DATA EXTRACT:
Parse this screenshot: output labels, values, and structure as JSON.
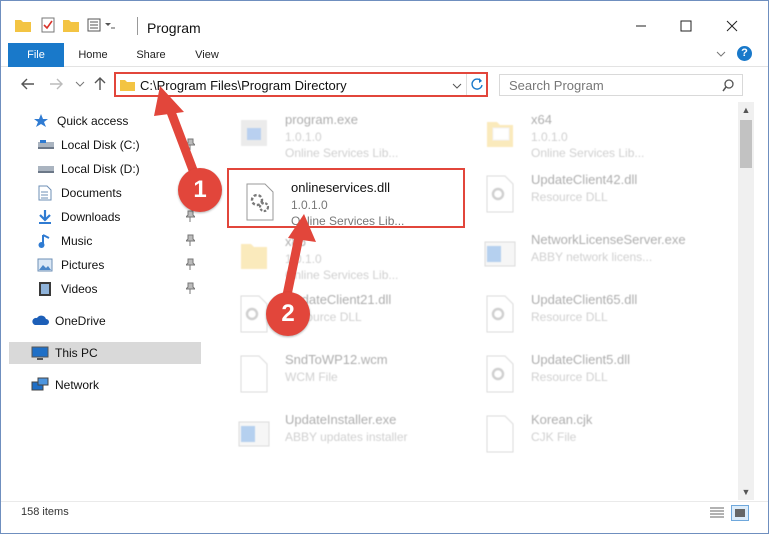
{
  "window": {
    "title": "Program"
  },
  "ribbon": {
    "tabs": [
      "File",
      "Home",
      "Share",
      "View"
    ]
  },
  "address": {
    "path": "C:\\Program Files\\Program Directory"
  },
  "search": {
    "placeholder": "Search Program"
  },
  "nav": {
    "items": [
      {
        "label": "Quick access",
        "icon": "star-icon"
      },
      {
        "label": "Local Disk (C:)",
        "icon": "drive-icon",
        "pinned": true
      },
      {
        "label": "Local Disk (D:)",
        "icon": "drive-icon"
      },
      {
        "label": "Documents",
        "icon": "documents-icon",
        "pinned": true
      },
      {
        "label": "Downloads",
        "icon": "downloads-icon",
        "pinned": true
      },
      {
        "label": "Music",
        "icon": "music-icon",
        "pinned": true
      },
      {
        "label": "Pictures",
        "icon": "pictures-icon",
        "pinned": true
      },
      {
        "label": "Videos",
        "icon": "videos-icon",
        "pinned": true
      },
      {
        "label": "OneDrive",
        "icon": "cloud-icon"
      },
      {
        "label": "This PC",
        "icon": "computer-icon",
        "selected": true
      },
      {
        "label": "Network",
        "icon": "network-icon"
      }
    ]
  },
  "files": [
    {
      "name": "program.exe",
      "line1": "1.0.1.0",
      "line2": "Online Services Lib...",
      "icon": "exe-icon"
    },
    {
      "name": "x64",
      "line1": "1.0.1.0",
      "line2": "Online Services Lib...",
      "icon": "folder-icon"
    },
    {
      "name": "onlineservices.dll",
      "line1": "1.0.1.0",
      "line2": "Online Services Lib...",
      "icon": "dll-icon",
      "highlighted": true
    },
    {
      "name": "UpdateClient42.dll",
      "line1": "Resource DLL",
      "line2": "",
      "icon": "dll-icon"
    },
    {
      "name": "x86",
      "line1": "1.0.1.0",
      "line2": "Online Services Lib...",
      "icon": "folder-icon"
    },
    {
      "name": "NetworkLicenseServer.exe",
      "line1": "ABBY network licens...",
      "line2": "",
      "icon": "exe-icon"
    },
    {
      "name": "UpdateClient21.dll",
      "line1": "Resource DLL",
      "line2": "",
      "icon": "dll-icon"
    },
    {
      "name": "UpdateClient65.dll",
      "line1": "Resource DLL",
      "line2": "",
      "icon": "dll-icon"
    },
    {
      "name": "SndToWP12.wcm",
      "line1": "WCM File",
      "line2": "",
      "icon": "file-icon"
    },
    {
      "name": "UpdateClient5.dll",
      "line1": "Resource DLL",
      "line2": "",
      "icon": "dll-icon"
    },
    {
      "name": "UpdateInstaller.exe",
      "line1": "ABBY updates installer",
      "line2": "",
      "icon": "exe-icon"
    },
    {
      "name": "Korean.cjk",
      "line1": "CJK File",
      "line2": "",
      "icon": "file-icon"
    }
  ],
  "status": {
    "count": "158 items"
  },
  "callouts": [
    "1",
    "2"
  ],
  "colors": {
    "accent": "#1979ca",
    "annotation": "#e2463b"
  }
}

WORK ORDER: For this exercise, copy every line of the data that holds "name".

RESULT OF THIS EXERCISE:
      "name": "program.exe",
      "name": "x64",
      "name": "onlineservices.dll",
      "name": "UpdateClient42.dll",
      "name": "x86",
      "name": "NetworkLicenseServer.exe",
      "name": "UpdateClient21.dll",
      "name": "UpdateClient65.dll",
      "name": "SndToWP12.wcm",
      "name": "UpdateClient5.dll",
      "name": "UpdateInstaller.exe",
      "name": "Korean.cjk",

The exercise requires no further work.